After the attack on Pearl Harbor and the successes in the Southeast Pacific, Australia realized that it could be invaded. The government instituted more controls, including civil conscription, which meant that men or women could be assigned to any occupation.1
A Manpower Priorities Board and a Manpower Directorate were created to control food, clothing, tobacco, and gasoline.1
In February 1942, Singapore fell and John Curtin (the prime minister) told Australians that it opened “the battle for Australia.”1
On February 10, 1942, Darwin was bombed by the Japanese and widespread panic resulted.1
Rationing was 8 oz. of tea every 5 weeks and 1 lb. of sugar a week.
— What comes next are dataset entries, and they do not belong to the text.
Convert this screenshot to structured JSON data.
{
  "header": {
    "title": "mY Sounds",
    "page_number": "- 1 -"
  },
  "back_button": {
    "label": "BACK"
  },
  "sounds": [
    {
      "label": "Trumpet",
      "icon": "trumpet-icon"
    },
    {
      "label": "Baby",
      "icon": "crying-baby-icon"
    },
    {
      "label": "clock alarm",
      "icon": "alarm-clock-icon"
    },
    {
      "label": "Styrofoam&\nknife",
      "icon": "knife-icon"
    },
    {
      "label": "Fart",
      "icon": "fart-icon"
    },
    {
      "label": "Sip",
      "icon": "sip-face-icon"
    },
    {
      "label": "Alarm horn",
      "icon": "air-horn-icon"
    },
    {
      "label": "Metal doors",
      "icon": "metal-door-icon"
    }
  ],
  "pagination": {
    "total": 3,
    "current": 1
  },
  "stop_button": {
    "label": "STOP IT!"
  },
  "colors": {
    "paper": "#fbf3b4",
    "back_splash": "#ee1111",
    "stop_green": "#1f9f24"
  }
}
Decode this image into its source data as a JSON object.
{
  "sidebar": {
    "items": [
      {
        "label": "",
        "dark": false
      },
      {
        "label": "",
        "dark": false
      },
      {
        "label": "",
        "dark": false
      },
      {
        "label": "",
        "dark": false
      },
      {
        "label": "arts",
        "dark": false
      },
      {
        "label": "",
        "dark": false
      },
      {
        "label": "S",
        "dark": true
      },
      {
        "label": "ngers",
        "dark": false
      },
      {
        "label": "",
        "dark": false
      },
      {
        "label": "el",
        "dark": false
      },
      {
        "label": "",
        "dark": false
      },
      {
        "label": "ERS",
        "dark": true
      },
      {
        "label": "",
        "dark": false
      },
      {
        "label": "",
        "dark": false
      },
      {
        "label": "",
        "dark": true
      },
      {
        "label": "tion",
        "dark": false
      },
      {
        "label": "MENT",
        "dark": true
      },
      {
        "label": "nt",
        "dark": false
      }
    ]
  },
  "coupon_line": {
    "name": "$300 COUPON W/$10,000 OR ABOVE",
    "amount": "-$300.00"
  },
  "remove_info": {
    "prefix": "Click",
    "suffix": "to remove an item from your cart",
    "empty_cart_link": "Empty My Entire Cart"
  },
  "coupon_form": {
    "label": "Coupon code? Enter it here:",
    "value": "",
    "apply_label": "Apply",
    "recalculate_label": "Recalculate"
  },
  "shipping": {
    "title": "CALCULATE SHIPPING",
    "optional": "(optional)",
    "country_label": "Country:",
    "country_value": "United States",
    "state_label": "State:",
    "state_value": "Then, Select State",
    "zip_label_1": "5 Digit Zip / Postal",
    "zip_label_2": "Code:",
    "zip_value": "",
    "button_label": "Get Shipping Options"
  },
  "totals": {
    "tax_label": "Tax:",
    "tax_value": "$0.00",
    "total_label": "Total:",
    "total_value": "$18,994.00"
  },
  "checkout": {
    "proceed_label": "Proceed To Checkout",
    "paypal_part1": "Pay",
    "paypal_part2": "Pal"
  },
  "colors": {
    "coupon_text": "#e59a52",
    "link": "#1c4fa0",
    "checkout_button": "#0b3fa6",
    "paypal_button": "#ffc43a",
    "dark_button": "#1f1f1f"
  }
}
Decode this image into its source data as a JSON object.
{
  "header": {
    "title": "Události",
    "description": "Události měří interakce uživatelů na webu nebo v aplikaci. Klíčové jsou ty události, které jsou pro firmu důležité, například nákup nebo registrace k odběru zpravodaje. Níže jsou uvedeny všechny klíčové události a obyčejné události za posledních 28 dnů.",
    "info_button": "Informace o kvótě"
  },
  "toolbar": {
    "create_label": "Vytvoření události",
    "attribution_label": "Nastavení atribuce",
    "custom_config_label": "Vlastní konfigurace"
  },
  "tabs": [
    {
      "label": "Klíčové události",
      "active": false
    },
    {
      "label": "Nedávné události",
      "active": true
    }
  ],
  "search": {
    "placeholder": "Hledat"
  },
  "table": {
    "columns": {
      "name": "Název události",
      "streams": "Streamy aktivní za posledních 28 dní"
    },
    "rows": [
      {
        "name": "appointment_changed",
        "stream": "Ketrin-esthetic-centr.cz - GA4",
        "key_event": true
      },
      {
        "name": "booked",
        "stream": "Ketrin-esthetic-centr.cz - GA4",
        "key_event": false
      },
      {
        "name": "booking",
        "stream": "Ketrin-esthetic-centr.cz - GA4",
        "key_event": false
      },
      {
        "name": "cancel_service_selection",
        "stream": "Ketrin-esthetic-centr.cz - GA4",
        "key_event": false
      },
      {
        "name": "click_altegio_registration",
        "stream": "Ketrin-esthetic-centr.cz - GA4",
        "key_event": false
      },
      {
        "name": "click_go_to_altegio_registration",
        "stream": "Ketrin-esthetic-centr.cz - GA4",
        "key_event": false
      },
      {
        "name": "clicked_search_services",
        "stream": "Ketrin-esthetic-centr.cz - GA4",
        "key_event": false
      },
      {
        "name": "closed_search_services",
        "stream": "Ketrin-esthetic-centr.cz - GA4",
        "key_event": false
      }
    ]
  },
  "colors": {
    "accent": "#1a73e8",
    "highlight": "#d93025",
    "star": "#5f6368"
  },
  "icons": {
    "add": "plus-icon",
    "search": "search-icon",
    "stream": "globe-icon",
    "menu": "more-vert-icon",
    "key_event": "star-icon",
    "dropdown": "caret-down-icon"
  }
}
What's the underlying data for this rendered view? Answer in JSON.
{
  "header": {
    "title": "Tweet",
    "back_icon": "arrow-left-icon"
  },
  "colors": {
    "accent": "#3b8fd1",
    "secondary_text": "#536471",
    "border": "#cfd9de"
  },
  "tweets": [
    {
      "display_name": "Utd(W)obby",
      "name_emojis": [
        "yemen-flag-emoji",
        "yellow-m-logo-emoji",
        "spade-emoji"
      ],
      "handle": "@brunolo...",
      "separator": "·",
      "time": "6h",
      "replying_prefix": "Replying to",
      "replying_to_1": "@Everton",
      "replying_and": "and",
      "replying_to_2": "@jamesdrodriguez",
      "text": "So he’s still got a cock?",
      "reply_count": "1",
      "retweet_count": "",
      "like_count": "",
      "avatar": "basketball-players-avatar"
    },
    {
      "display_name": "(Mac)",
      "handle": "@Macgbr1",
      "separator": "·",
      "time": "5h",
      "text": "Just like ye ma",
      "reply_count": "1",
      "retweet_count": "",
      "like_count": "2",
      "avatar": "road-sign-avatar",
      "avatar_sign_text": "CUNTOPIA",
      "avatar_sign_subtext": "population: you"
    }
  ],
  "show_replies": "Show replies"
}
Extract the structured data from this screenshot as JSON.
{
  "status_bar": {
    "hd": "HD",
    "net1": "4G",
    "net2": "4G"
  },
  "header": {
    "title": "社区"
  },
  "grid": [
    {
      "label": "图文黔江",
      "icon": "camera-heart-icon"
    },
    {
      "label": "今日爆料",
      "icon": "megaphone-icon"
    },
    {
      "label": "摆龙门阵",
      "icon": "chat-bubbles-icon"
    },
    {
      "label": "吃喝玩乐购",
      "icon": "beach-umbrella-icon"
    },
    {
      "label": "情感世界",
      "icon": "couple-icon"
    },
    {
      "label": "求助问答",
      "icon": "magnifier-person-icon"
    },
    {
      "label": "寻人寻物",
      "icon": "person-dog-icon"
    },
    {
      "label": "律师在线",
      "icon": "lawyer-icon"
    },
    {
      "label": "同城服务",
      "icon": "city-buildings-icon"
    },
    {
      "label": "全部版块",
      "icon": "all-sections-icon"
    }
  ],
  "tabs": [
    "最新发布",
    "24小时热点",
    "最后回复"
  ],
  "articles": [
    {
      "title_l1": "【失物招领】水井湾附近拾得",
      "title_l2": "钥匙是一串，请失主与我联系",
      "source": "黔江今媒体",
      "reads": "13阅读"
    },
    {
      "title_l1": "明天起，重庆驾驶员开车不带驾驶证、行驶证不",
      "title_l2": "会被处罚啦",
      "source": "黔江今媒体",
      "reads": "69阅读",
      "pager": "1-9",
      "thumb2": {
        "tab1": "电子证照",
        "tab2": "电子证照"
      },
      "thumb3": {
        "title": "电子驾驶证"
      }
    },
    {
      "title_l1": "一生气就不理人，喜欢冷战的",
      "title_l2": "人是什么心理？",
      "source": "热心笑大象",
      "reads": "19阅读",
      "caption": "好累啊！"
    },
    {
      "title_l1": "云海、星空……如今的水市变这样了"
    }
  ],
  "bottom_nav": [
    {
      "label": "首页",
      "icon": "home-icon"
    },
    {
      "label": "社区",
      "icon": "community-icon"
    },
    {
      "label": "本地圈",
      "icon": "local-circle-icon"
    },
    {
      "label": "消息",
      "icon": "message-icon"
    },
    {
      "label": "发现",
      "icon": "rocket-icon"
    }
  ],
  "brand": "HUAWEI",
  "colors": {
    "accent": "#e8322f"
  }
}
Beer production was reduced by a third. After February 1942, 8 horsepower cars received 6 gallons of gas per month, and 16 horsepower received 16 gallons per month.1
The Volunteer Defense Corps (VDC) was originally formed around the Returned Soldiers’ League (men who served in World War I) but was expanded to include any man between 18 and 60 that would be willing to give up weekends and evenings for training.1
The VDC was used to guard key areas, local intelligence, manned anti-aircraft guns, and coastal defenses. This freed up about 4,000 men of the armed forces.1
The VDC was expanded from 50,000 to 80,000 in February 1942. This was later increased to 100,000 men. By May 1944, with the threat to the homeland reduced, about half were released.1
The Early Build Up
When MacArthur arrived in Australia, Blamey was made commander of all ground forces under MacArthur. This included seven militia divisions, the 6th and 7th Australian Divisions, and the 41st United States Division.1
In April 1942 Blaney reorganized the Army for the defense of the Australian mainland. By mid 1942 the Australian ground forces were engaging the Japanese at New Guinea with an independent Australian Company and units of the New Guinea Volunteer Rifles. By November 1942 the 6th and 7th Divisions and two militia brigades were defending Port Moresby.1
In February 1943 the Militia Bill was passed which allowed for the posting of conscripts outside of the country. The conscripts were nicknamed the “chokos” (short for “chocolate soldiers”).1
A Civilian construction Corps (CCC) was formed to help construct the facilities that Australian and the arriving United States forces would need. Those that were 45-60 were recruited and by June 1943 totaled 53,500. 16,000 of them were conscripts.1
The Massing of Troops
Late in the war, when elements of the British Pacific Fleet, along with more United States troops, were potentially arriving, more installations were needed. In August 1944, the government instructed that 30,000 men from the army and 15,000 from the air force were to be discharged over the next 10 months to help with construction. However, with the campaigns in New Guinea, the man power wasn’t available. It was decided to use around 10,000 Italian POWs on farms and in other production which freed up those men for construction. 2,000 women from the Australian Women’s Land Army were added to the work force.1
From October 1944 the Australian forces were used to replace American units so that they could be used for the upcoming Philippine campaign. The 3rd Division went to Bougainville, the 5th Division to New Britain, and the 6th Division to New Guinea.1
The 7th and th Divisions were used in the assault on Bornea.1